• Problem details
Return nothing except the lines from the one that contains "Enumerate this screenshot's" through the end of the material below, each exactly as given.

• Extracted entries
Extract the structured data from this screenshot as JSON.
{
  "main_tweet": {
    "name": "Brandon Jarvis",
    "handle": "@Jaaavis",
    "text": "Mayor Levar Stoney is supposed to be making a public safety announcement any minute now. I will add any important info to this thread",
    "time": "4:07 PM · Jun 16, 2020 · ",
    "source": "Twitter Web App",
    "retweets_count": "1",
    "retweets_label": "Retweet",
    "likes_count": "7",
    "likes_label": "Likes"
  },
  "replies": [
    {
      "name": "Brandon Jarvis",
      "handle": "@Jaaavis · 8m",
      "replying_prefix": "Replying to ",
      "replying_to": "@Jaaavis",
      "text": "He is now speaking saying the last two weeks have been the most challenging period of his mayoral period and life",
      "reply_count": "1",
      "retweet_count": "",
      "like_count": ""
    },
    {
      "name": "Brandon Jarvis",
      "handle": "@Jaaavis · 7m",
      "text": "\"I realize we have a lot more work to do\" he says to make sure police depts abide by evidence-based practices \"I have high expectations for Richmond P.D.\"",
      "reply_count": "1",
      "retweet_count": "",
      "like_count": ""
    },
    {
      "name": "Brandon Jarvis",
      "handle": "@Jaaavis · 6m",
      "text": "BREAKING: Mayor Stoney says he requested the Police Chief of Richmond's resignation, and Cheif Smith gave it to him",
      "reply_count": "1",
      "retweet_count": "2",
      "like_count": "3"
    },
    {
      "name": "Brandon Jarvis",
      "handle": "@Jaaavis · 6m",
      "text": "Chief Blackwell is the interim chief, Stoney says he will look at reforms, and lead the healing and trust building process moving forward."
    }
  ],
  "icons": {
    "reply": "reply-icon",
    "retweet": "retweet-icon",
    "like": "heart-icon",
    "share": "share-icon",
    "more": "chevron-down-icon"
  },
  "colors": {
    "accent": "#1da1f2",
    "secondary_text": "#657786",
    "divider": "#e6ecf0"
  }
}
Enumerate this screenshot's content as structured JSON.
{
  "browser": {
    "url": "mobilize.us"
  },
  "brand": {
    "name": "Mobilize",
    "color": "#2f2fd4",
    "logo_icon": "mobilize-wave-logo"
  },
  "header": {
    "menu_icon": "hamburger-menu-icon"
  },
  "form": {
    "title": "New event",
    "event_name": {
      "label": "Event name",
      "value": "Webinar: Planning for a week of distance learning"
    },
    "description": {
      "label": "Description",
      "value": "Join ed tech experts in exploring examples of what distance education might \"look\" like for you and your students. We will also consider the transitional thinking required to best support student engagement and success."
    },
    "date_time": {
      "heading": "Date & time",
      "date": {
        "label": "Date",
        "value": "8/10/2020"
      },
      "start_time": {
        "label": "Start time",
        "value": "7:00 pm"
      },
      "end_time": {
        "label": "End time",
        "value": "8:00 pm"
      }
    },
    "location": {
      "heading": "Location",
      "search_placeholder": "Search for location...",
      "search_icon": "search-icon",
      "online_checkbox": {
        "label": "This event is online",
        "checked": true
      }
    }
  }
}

• Your response
Enumerate this screenshot's content as structured JSON.
{
  "browser": {
    "url": "mobilize.us"
  },
  "brand": {
    "name": "Mobilize",
    "color": "#2f2fd4",
    "logo_icon": "mobilize-wave-logo"
  },
  "header": {
    "menu_icon": "hamburger-menu-icon"
  },
  "form": {
    "title": "New event",
    "event_name": {
      "label": "Event name",
      "value": "Webinar: Planning for a week of distance learning"
    },
    "description": {
      "label": "Description",
      "value": "Join ed tech experts in exploring examples of what distance education might \"look\" like for you and your students. We will also consider the transitional thinking required to best support student engagement and success."
    },
    "date_time": {
      "heading": "Date & time",
      "date": {
        "label": "Date",
        "value": "8/10/2020"
      },
      "start_time": {
        "label": "Start time",
        "value": "7:00 pm"
      },
      "end_time": {
        "label": "End time",
        "value": "8:00 pm"
      }
    },
    "location": {
      "heading": "Location",
      "search_placeholder": "Search for location...",
      "search_icon": "search-icon",
      "online_checkbox": {
        "label": "This event is online",
        "checked": true
      }
    }
  }
}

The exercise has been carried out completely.